“In all criminal prosecutions, the accused shall enjoy the right to a speedy and public trial, by an impartial jury of the State and district wherein the crime shall have been Committed ….”
Our Declaration of Independence raised these issues and complained of King George III:
“For depriving us in many cases, of the benefits of trial by Jury; (and) For transporting us beyond Seas to be tried for pretended offenses.”
The Book of Matthew uses the example of separating edible wheat from its husks as an analogy about dividing the good from the bad. In our legal system we almost always assign this task to judges with probably less than 3% of criminal cases being determined by a jury. The recent case involving the death of George Floyd, Jr. and the conviction of Derek Chauvin is one of those extremely rare jury events. However, this is not a column about that media saturated matter that took place in Hennepin County, Minnesota. I do predict that two of the issues raised by Chauvin when he appeals the guilty verdicts will be whether trial judge Peter Cahill should have granted Chauvin’s motions to change the venue of the trial and to sequester the jury. Those specific assigned errors will fall to the Minnesota state appellate judges and maybe work their way over to the federal judiciary before the saga crawls to an unsatisfactory halt. Shakespeare was right about the Law’s Delay. George Floyd, Jr’s. death was May 25, 2020.

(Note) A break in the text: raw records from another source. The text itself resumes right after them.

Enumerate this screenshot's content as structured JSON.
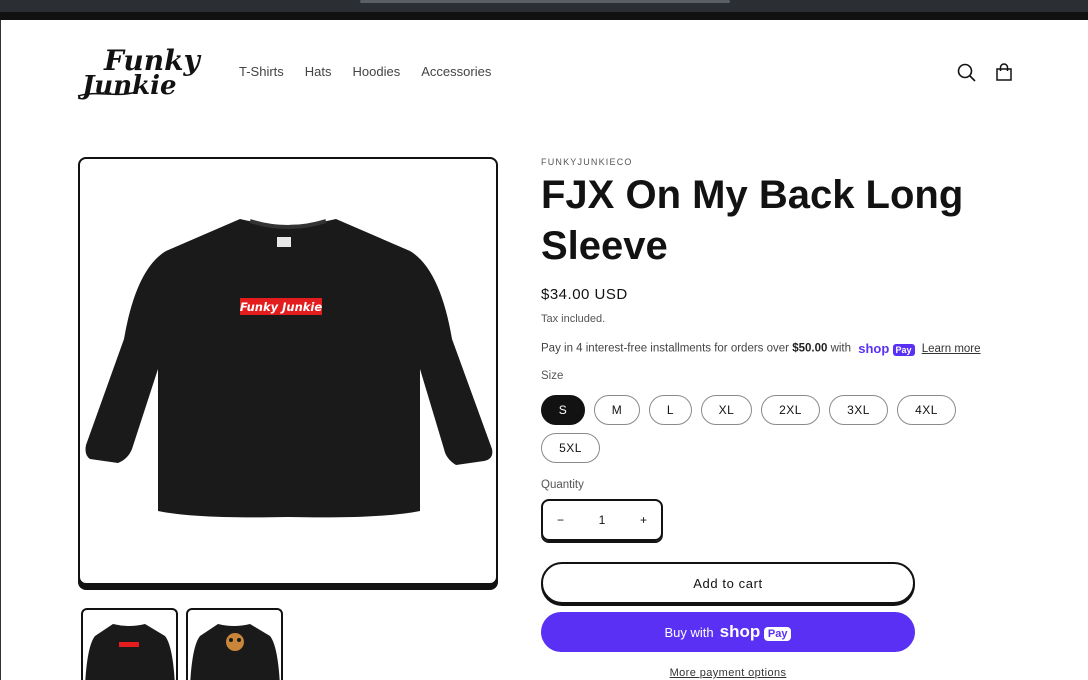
{
  "brand": {
    "logo_alt": "Funky Junkie"
  },
  "nav": {
    "items": [
      "T-Shirts",
      "Hats",
      "Hoodies",
      "Accessories"
    ]
  },
  "header_icons": {
    "search": "search-icon",
    "cart": "cart-icon"
  },
  "product": {
    "vendor": "FUNKYJUNKIECO",
    "title": "FJX On My Back Long Sleeve",
    "price": "$34.00 USD",
    "tax_note": "Tax included.",
    "installments": {
      "prefix": "Pay in 4 interest-free installments for orders over ",
      "amount": "$50.00",
      "suffix": " with",
      "shop_word": "shop",
      "pay_word": "Pay",
      "learn_more": "Learn more"
    },
    "print_text": "Funky Junkie",
    "size_label": "Size",
    "sizes": [
      "S",
      "M",
      "L",
      "XL",
      "2XL",
      "3XL",
      "4XL",
      "5XL"
    ],
    "selected_size": "S",
    "quantity_label": "Quantity",
    "quantity_value": "1",
    "qty_minus": "−",
    "qty_plus": "+",
    "add_to_cart": "Add to cart",
    "buy_with": "Buy with",
    "more_payment": "More payment options"
  },
  "colors": {
    "accent": "#5a31f4",
    "ink": "#121212",
    "print_red": "#e31d1d"
  }
}
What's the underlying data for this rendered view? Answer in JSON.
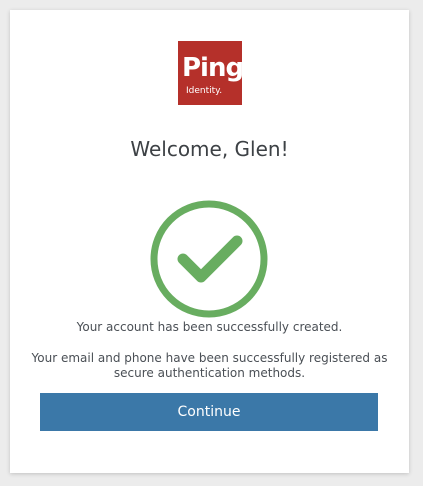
{
  "logo": {
    "word": "Ping",
    "subtitle": "Identity."
  },
  "welcome": {
    "title": "Welcome, Glen!"
  },
  "status": {
    "icon": "check-circle-icon",
    "icon_color": "#68ad60"
  },
  "messages": {
    "account_created": "Your account has been successfully created.",
    "methods_registered": "Your email and phone have been successfully registered as secure authentication methods."
  },
  "actions": {
    "continue_label": "Continue",
    "continue_color": "#3b78a8"
  },
  "colors": {
    "brand_red": "#b5302a",
    "success_green": "#68ad60"
  }
}
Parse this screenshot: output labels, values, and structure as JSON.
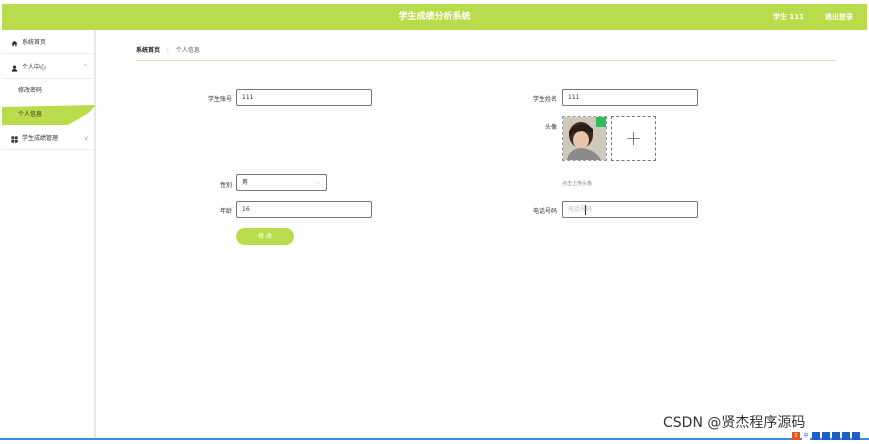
{
  "header": {
    "title": "学生成绩分析系统",
    "user": "学生 111",
    "logout": "退出登录"
  },
  "sidebar": {
    "items": [
      {
        "label": "系统首页",
        "icon": "home-icon"
      },
      {
        "label": "个人中心",
        "icon": "user-icon",
        "expanded": true,
        "children": [
          "修改密码",
          "个人信息"
        ]
      },
      {
        "label": "学生成绩管理",
        "icon": "grid-icon",
        "expanded": false
      }
    ],
    "active": "个人信息",
    "chevron_up": "^",
    "chevron_down": "v"
  },
  "breadcrumb": {
    "home": "系统首页",
    "separator": "⋮",
    "current": "个人信息"
  },
  "form": {
    "student_no_label": "学生账号",
    "student_no_value": "111",
    "student_name_label": "学生姓名",
    "student_name_value": "111",
    "avatar_label": "头像",
    "upload_plus": "+",
    "upload_hint": "点击上传头像",
    "gender_label": "性别",
    "gender_value": "男",
    "gender_arrow": "⌵",
    "age_label": "年龄",
    "age_value": "16",
    "phone_label": "电话号码",
    "phone_placeholder": "电话号码",
    "submit_label": "修 改"
  },
  "watermark": "CSDN @贤杰程序源码",
  "tray": {
    "icons": [
      "ime-icon",
      "lang-icon",
      "punct-icon",
      "mic-icon",
      "keyboard-icon",
      "shirt-icon",
      "apps-icon"
    ],
    "ime_glyph": "S",
    "lang_text": "中"
  },
  "colors": {
    "accent": "#b8dc4b",
    "taskbar_line": "#3a8ee6"
  }
}
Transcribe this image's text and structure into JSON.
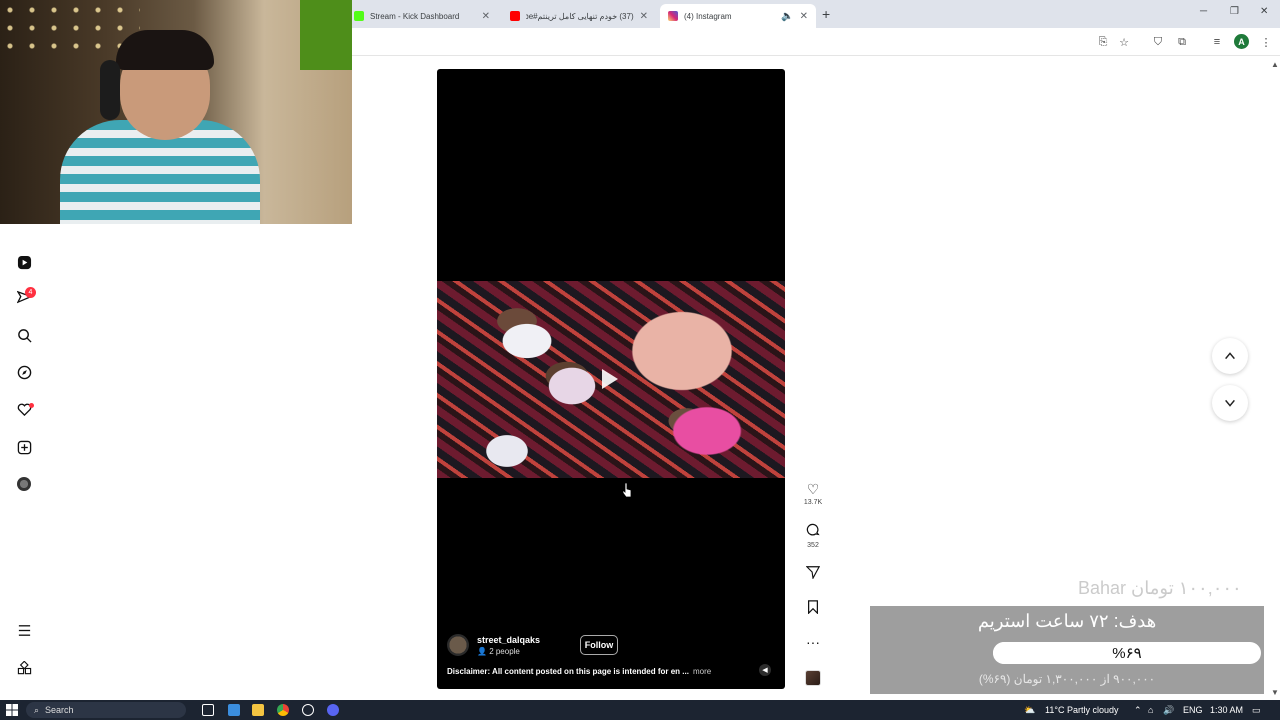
{
  "browser": {
    "tabs": [
      {
        "title": "Stream - Kick Dashboard",
        "favicon_color": "#53fc18",
        "active": false
      },
      {
        "title": "(37) خودم تنهایی کامل ترینتم#be.",
        "favicon_color": "#ff0000",
        "active": false
      },
      {
        "title": "(4) Instagram",
        "favicon_color": "#e1306c",
        "active": true
      }
    ],
    "new_tab_label": "+",
    "profile_letter": "A"
  },
  "sidebar": {
    "notification_count": "4",
    "items": [
      "reels-icon",
      "messages-icon",
      "search-icon",
      "explore-icon",
      "notifications-icon",
      "create-icon",
      "profile-icon",
      "more-icon",
      "threads-icon"
    ]
  },
  "reel": {
    "author": "street_dalqaks",
    "audience": "2 people",
    "follow_label": "Follow",
    "caption": "Disclaimer: All content posted on this page is intended for en ...",
    "more_label": "more"
  },
  "actions": {
    "likes": "13.7K",
    "comments": "352"
  },
  "goal": {
    "watermark": "۱۰۰,۰۰۰ تومان Bahar",
    "title": "هدف: ۷۲ ساعت استریم",
    "percent_label": "%۶۹",
    "percent": 69,
    "amount": "۹۰۰,۰۰۰ از ۱,۳۰۰,۰۰۰ تومان (۶۹%)"
  },
  "taskbar": {
    "search_label": "Search",
    "weather": "11°C  Partly cloudy",
    "language": "ENG",
    "time": "1:30 AM"
  }
}
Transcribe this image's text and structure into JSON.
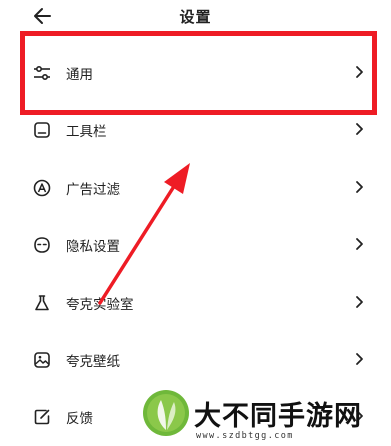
{
  "header": {
    "title": "设置",
    "back_icon": "arrow-left-icon"
  },
  "items": [
    {
      "label": "通用",
      "icon": "sliders-icon"
    },
    {
      "label": "工具栏",
      "icon": "toolbar-icon"
    },
    {
      "label": "广告过滤",
      "icon": "ad-filter-icon"
    },
    {
      "label": "隐私设置",
      "icon": "privacy-mask-icon"
    },
    {
      "label": "夸克实验室",
      "icon": "flask-icon"
    },
    {
      "label": "夸克壁纸",
      "icon": "wallpaper-icon"
    },
    {
      "label": "反馈",
      "icon": "feedback-edit-icon"
    }
  ],
  "chevron": "›",
  "annotation": {
    "highlight_color": "#ee1c25",
    "arrow_color": "#ee1c25"
  },
  "watermark": {
    "text": "大不同手游网",
    "url": "www.szdbtgg.com"
  }
}
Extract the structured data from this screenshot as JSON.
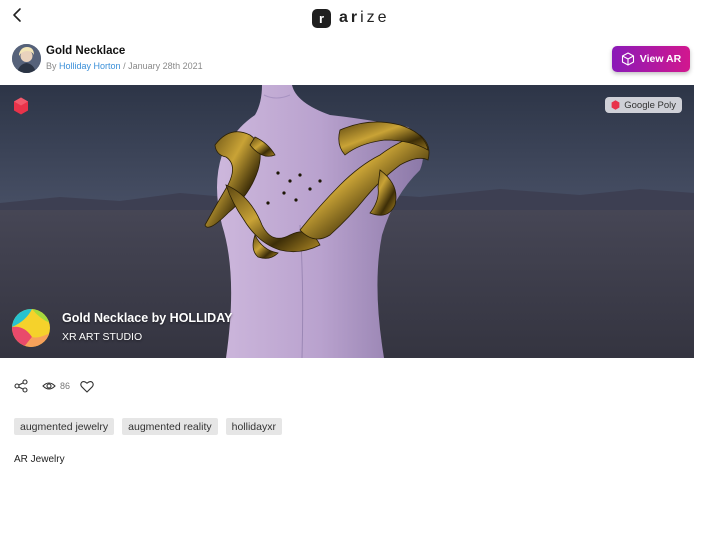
{
  "header": {
    "back_icon": "chevron-left-icon",
    "logo_mark": "r",
    "logo_text_bold": "ar",
    "logo_text_rest": "ize"
  },
  "post": {
    "title": "Gold Necklace",
    "by_prefix": "By",
    "author": "Holliday Horton",
    "separator": "/",
    "date": "January 28th 2021",
    "view_ar_label": "View AR",
    "view_ar_icon": "ar-cube-icon"
  },
  "model": {
    "source_badge": "Google Poly",
    "title": "Gold Necklace by HOLLIDAY",
    "studio": "XR ART STUDIO"
  },
  "actions": {
    "share_icon": "share-icon",
    "views_icon": "eye-icon",
    "views_count": "86",
    "like_icon": "heart-icon"
  },
  "tags": [
    "augmented jewelry",
    "augmented reality",
    "hollidayxr"
  ],
  "category": "AR Jewelry",
  "colors": {
    "accent_gradient_start": "#8a1ab8",
    "accent_gradient_end": "#d2178e",
    "author_link": "#3a8fd8",
    "poly_red": "#e8334a"
  }
}
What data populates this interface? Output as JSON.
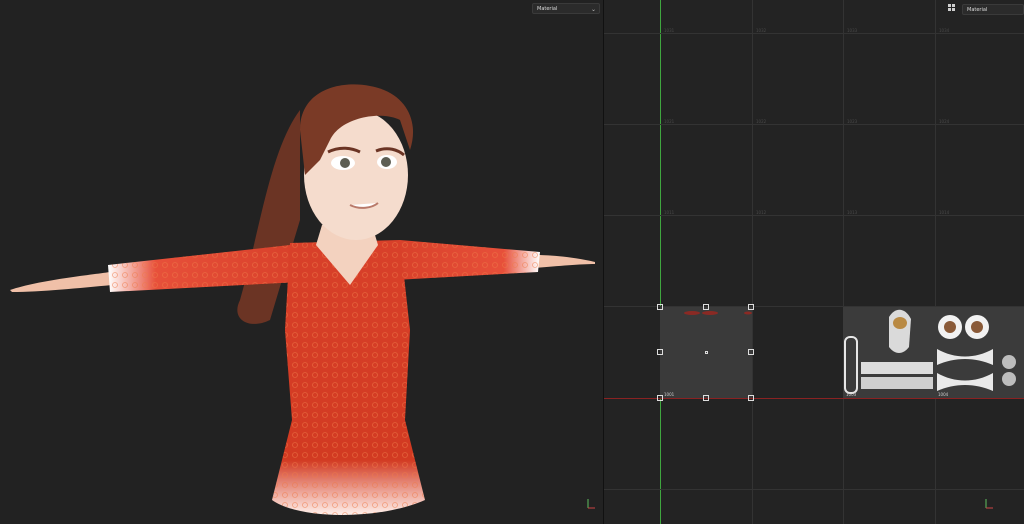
{
  "viewport_left": {
    "shading_dropdown": "Material",
    "axis_labels": {
      "y": "y",
      "x": "x"
    }
  },
  "viewport_uv": {
    "shading_dropdown": "Material",
    "grid_labels": [
      {
        "text": "1011"
      },
      {
        "text": "1012"
      },
      {
        "text": "1013"
      },
      {
        "text": "1014"
      },
      {
        "text": "1021"
      },
      {
        "text": "1022"
      },
      {
        "text": "1023"
      },
      {
        "text": "1024"
      },
      {
        "text": "1031"
      },
      {
        "text": "1032"
      },
      {
        "text": "1033"
      },
      {
        "text": "1034"
      }
    ],
    "tile_labels": {
      "t1": "1001",
      "t3": "1003",
      "t4": "1004"
    }
  },
  "colors": {
    "background": "#222222",
    "green_axis": "#3aa43a",
    "red_axis": "#a12a2a",
    "dress": "#d23b22"
  },
  "icons": [
    "chevron-down-icon",
    "grid-view-icon",
    "axis-gizmo-icon"
  ]
}
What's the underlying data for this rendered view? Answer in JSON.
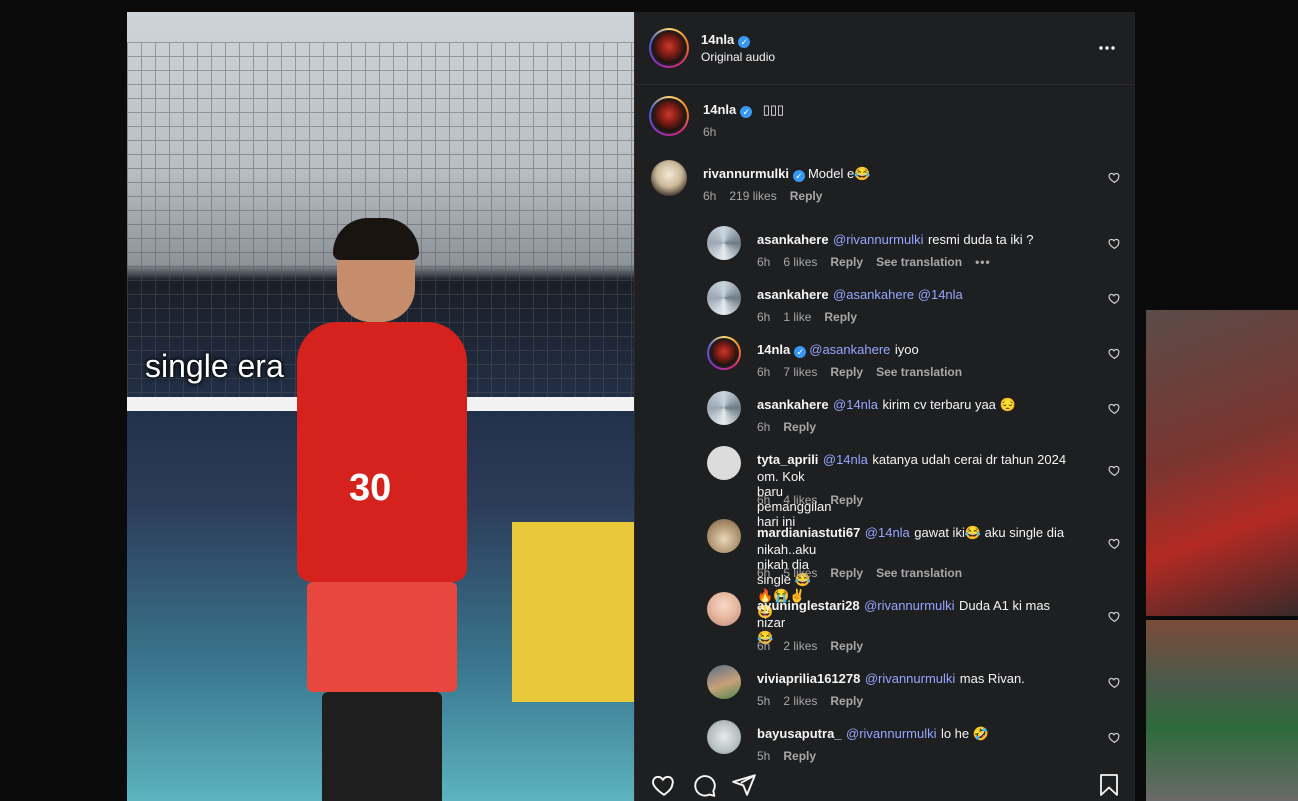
{
  "post": {
    "header": {
      "username": "14nla",
      "audio": "Original audio",
      "more_icon": "more-horizontal-icon"
    },
    "caption": {
      "username": "14nla",
      "text": "▯▯▯",
      "time": "6h"
    },
    "media_overlay_text": "single era",
    "jersey_number": "30"
  },
  "comments": [
    {
      "username": "rivannurmulki",
      "verified": true,
      "mention": "",
      "text": "Model e😂",
      "time": "6h",
      "likes": "219 likes",
      "reply": "Reply",
      "translate": ""
    },
    {
      "username": "asankahere",
      "verified": false,
      "mention": "@rivannurmulki",
      "text": "resmi duda ta iki ?",
      "time": "6h",
      "likes": "6 likes",
      "reply": "Reply",
      "translate": "See translation"
    },
    {
      "username": "asankahere",
      "verified": false,
      "mention": "@asankahere @14nla",
      "text": "",
      "time": "6h",
      "likes": "1 like",
      "reply": "Reply",
      "translate": ""
    },
    {
      "username": "14nla",
      "verified": true,
      "mention": "@asankahere",
      "text": "iyoo",
      "time": "6h",
      "likes": "7 likes",
      "reply": "Reply",
      "translate": "See translation"
    },
    {
      "username": "asankahere",
      "verified": false,
      "mention": "@14nla",
      "text": "kirim cv terbaru yaa 😔",
      "time": "6h",
      "likes": "",
      "reply": "Reply",
      "translate": ""
    },
    {
      "username": "tyta_aprili",
      "verified": false,
      "mention": "@14nla",
      "text": "katanya udah cerai dr tahun 2024",
      "text2": "om. Kok baru pemanggilan hari ini",
      "time": "6h",
      "likes": "4 likes",
      "reply": "Reply",
      "translate": ""
    },
    {
      "username": "mardianiastuti67",
      "verified": false,
      "mention": "@14nla",
      "text": "gawat iki😂  aku single dia",
      "text2": "nikah..aku nikah dia single 😂🔥😭✌️😆",
      "time": "6h",
      "likes": "5 likes",
      "reply": "Reply",
      "translate": "See translation"
    },
    {
      "username": "ayuninglestari28",
      "verified": false,
      "mention": "@rivannurmulki",
      "text": "Duda A1 ki mas",
      "text2": "nizar 😂",
      "time": "6h",
      "likes": "2 likes",
      "reply": "Reply",
      "translate": ""
    },
    {
      "username": "viviaprilia161278",
      "verified": false,
      "mention": "@rivannurmulki",
      "text": "mas Rivan.",
      "time": "5h",
      "likes": "2 likes",
      "reply": "Reply",
      "translate": ""
    },
    {
      "username": "bayusaputra_",
      "verified": false,
      "mention": "@rivannurmulki",
      "text": "lo he 🤣",
      "time": "5h",
      "likes": "",
      "reply": "Reply",
      "translate": ""
    }
  ],
  "more_options": "•••",
  "action_bar": {
    "icons": [
      "heart-icon",
      "comment-icon",
      "share-icon",
      "bookmark-icon"
    ]
  }
}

What this week’s column is about is the American legal system’s mental gymnastics involving the relative imbalance between trial judges’ assumed ability to be objective versus that of jurors. Perhaps a few specific examples might help define the dichotomy. During my forty years as a trial judge in a small, rural county with only two judges I was faced countless times with having to process cases about which I had personal knowledge. For example, a crime might be reported then the police or sheriff’s department would present me with a sworn affidavit in support of a request to arrest someone and/or to search their home. A great amount of detail about the alleged crime and the suspect would be laid out before me. Then later I would sit as judge on the case.
Another fairly frequent circumstance might be I would know both the named victim and the defendant. I would sit on the case. In fact, I have remained as the deciding judge on countless cases at the request of victims, defendants and their legal representatives because they all wanted the cases resolved without delay and excessive cost and because everyone, including me, assumed I could separate the wheat from the chaff and both follow the law and be fair and objective. If I could do so, so can jurors. Black robes are a symbol not an inoculation against biased decision making. Facts are what matter, not irrelevancies unconnected to the case at hand.
There are cases where judges should not serve and where the pool from which jurors are selected should be changed. But usually judges and other people have the ability to take on the sacred mantle of administering justice whether they wear a black robe or not. Our legal system should afford to the citizenry that pays for it the same respect we assume for judges who are paid by it.
The delay, expense and great inconvenience caused by changes of venue and juror sequestration should be a last resort. This was true when we gained our independence and communication was untimely via printing presses and quill pens. How much rarer should such dire remedies be when finding a venue and jurors who have no knowledge of a case would require a trial beyond Mars?